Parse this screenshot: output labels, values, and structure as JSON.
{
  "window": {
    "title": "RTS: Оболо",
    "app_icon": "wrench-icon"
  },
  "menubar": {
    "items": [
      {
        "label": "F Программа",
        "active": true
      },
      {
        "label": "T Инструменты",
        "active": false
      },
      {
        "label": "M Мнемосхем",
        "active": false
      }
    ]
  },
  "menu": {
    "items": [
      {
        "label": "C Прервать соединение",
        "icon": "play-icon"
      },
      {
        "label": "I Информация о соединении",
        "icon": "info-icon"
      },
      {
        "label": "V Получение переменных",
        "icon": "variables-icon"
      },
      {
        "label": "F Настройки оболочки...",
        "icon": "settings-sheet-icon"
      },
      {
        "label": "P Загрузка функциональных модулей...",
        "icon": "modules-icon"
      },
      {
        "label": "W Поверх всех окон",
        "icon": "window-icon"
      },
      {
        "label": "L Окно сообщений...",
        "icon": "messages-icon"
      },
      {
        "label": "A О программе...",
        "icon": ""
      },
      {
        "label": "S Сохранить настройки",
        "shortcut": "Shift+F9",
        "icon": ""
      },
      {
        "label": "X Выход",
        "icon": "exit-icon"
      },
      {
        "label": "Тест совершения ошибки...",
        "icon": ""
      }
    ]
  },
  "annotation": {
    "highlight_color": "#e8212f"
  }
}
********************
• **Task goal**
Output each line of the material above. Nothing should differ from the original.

• **Final answer**
Parse this screenshot: output labels, values, and structure as JSON.
{
  "window": {
    "title": "RTS: Оболо",
    "app_icon": "wrench-icon"
  },
  "menubar": {
    "items": [
      {
        "label": "F Программа",
        "active": true
      },
      {
        "label": "T Инструменты",
        "active": false
      },
      {
        "label": "M Мнемосхем",
        "active": false
      }
    ]
  },
  "menu": {
    "items": [
      {
        "label": "C Прервать соединение",
        "icon": "play-icon"
      },
      {
        "label": "I Информация о соединении",
        "icon": "info-icon"
      },
      {
        "label": "V Получение переменных",
        "icon": "variables-icon"
      },
      {
        "label": "F Настройки оболочки...",
        "icon": "settings-sheet-icon"
      },
      {
        "label": "P Загрузка функциональных модулей...",
        "icon": "modules-icon"
      },
      {
        "label": "W Поверх всех окон",
        "icon": "window-icon"
      },
      {
        "label": "L Окно сообщений...",
        "icon": "messages-icon"
      },
      {
        "label": "A О программе...",
        "icon": ""
      },
      {
        "label": "S Сохранить настройки",
        "shortcut": "Shift+F9",
        "icon": ""
      },
      {
        "label": "X Выход",
        "icon": "exit-icon"
      },
      {
        "label": "Тест совершения ошибки...",
        "icon": ""
      }
    ]
  },
  "annotation": {
    "highlight_color": "#e8212f"
  }
}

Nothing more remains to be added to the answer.